Maurice Tillieux was a master in the detective genre. He stood out for his well-conceived plots and exciting or humorous sequences, combined with moody artwork. Either written for others or illustrated by himself, Tillieux's detective stories rank as the best in the genre.
Born into a family of French origins in Huy in the province of Liège, Tillieux began his career way back in 1936, when his first illustration was published in Le Moustique. However, illustrating was not his initial call, so he took navigation courses in Ostende in order to travel later on. He joined the merchant marines, but his plans were cancelled when the harbor of Bordeaux was bombed by the Germans.
During the War, Tillieux went into hiding to avoid forced labour and he turned to writing detective novels, that were published in the collection Le Sphinx of Éditions Maréchal. During this period, he also did painted advertisements and illustrations for French and Belgian publications.
Tillieux drew his first comics in 1942, but these remained unpublished. By 1944 he was publishing cartoons in Le Moustique on a regular basis, and he joined the studio of Guy Depière in Brussels, who had launched Bimbo in that year, Jeep in 1945 and Blondine in 1946.
illustration for a series about the history of medicine
Using anglisized pseudonyms like John Cliff, James Jhames, Ronald Scott and Jill Morrison, Tillieux drew his first comics for the magazines of Studio Guy (especially Jeep), including 'Bimbo, Romarin et Misky', 'Les Nouvelles Aventures de Bricole', 'Les Débrouillards' and 'Jonas et Zénobie'.
In 1947 he joined Héroïc-Albums, the new comic book launched by his former Studio Guy colleague Fernand Cheneval. He drew the first episodes of 'Bob Bang'. During his period he was also present in Spirou with illustrations, and in L'Explorateur, a magazine edited by another former Studio Guy co-worker, Delwiche, from 1949 to 1950. During the 1947-1949 period Tillieux was also assisting Flemish artist Willy Vandersteen on his realistic comics for Ons Volkske and Overal.
For L'Explorateur, Tillieux created serials like 'Notre Oncle et Nous', and most notably 'Achille et Boule de Gomme', which was the predecessor of 'Félix'. But it was with Héroïc that Tillieux's star rose. Joined by other Studio Guy artists like Marcel Moniquet and Fred Funcken, he stayed with Cheneval's magazine until 1956. His most notable creation was the detective series 'Félix', but he also made the realistic series 'Bill Sanders' and the Caniff-inspired 'Groupe K', as well as illustrations for novels like 'Nouvelles du Captain Kid'.
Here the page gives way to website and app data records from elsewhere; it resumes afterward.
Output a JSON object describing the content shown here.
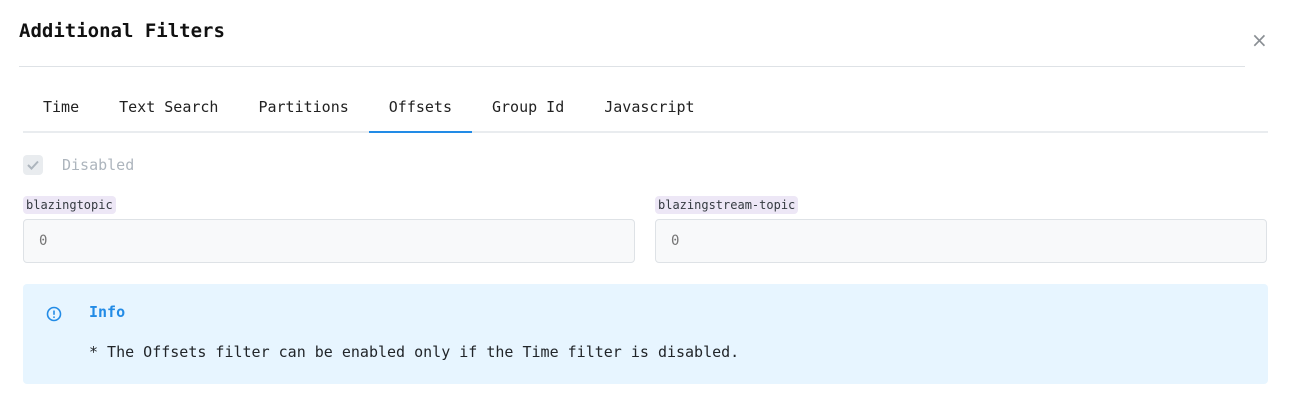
{
  "dialog": {
    "title": "Additional Filters",
    "close_label": "×"
  },
  "tabs": [
    {
      "label": "Time",
      "active": false
    },
    {
      "label": "Text Search",
      "active": false
    },
    {
      "label": "Partitions",
      "active": false
    },
    {
      "label": "Offsets",
      "active": true
    },
    {
      "label": "Group Id",
      "active": false
    },
    {
      "label": "Javascript",
      "active": false
    }
  ],
  "offsets": {
    "disabled_label": "Disabled",
    "disabled_checked": true,
    "topics": [
      {
        "name": "blazingtopic",
        "placeholder": "0"
      },
      {
        "name": "blazingstream-topic",
        "placeholder": "0"
      }
    ]
  },
  "info": {
    "title": "Info",
    "message": "* The Offsets filter can be enabled only if the Time filter is disabled."
  },
  "colors": {
    "accent": "#228be6",
    "info_bg": "#e7f5ff",
    "badge_bg": "#ede7f6"
  }
}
In addition to his work for Héroïc, Tillieux made a great many strips with 'Monsieur Balourd for the National Association for Work Accident Prevention between 1954 and 1964. He also joined Greg in the short-lived magazine Le Journal de Paddy in 1955, for which he drew 'Vervaine et le Mystère' and 'Le Trésor de Zapatec'.
In 1955 he made the transition to the publishing house Dupuis, where his first creation was the adventure series 'Marc Jaguar' in Risque-Tout. When this magazine was cancelled in the following year, he joined Spirou. He changed the names and looks of the main 'Félix' characters and this resulted in 'Gil Jourdan'. Master detective Jourdan, accompanied by Libellule and Crouton, became one of the staples of Spirou magazine. In this series, Tillieux excelled in clever plots with moody semi-realistic artwork.
try-out paper by Tillieux
At the same time, Tillieux produced the humorous gag series 'César', that appeared in Le Moustique between 1959 and 1966 and was reprinted in Spirou in the 1970s. He also made the short-lived series 'Bob Slide' for Spirou, and a comic starring famous French radiostar 'Zappy Max' for Pilote in 1959-60.
In 1966, Tillieux's main focus became writing scenarios for other artists. In the years that followed, he took on numerous collaborations, starting with Francis, for whom he created the slapstick serial 'Marc Lebut et son Voisin'. In 1968, Tillieux took over the writing duties of 'Tif et Tondu' from Maurice Rosy and turned the series into a true detective comic together with artist Will. From 1969, he restyled some of his old 'Félix' scenarios and used them for a new realistic detective series drawn by Arthur Piroton, called 'Jess Long'.
Other series that Tillieux has written scripts for are 'Alain Brisant' (by René Follet), 'Natacha' (by François Walthéry), 'La Ribambelle' (by Jean Roba), 'Yoko Tsuno' (by Roger Leloup), 'Stany Derval' (by MiTacq) and 'Hultrasson' (by Vittorio Leonardo).
Due to the expansion of his writing activities, he handed over the artwork of 'Gil Jourdan' to Gos in 1970. A tragic car accident abruptly ended the life and successful career of Maurice Tillieux in 1978. One of the classic authors of the so-called "School of Marcinelle", his work has influenced such artists as François Walthéry, Jean Roba, Arthur Piroton and François Dimberton.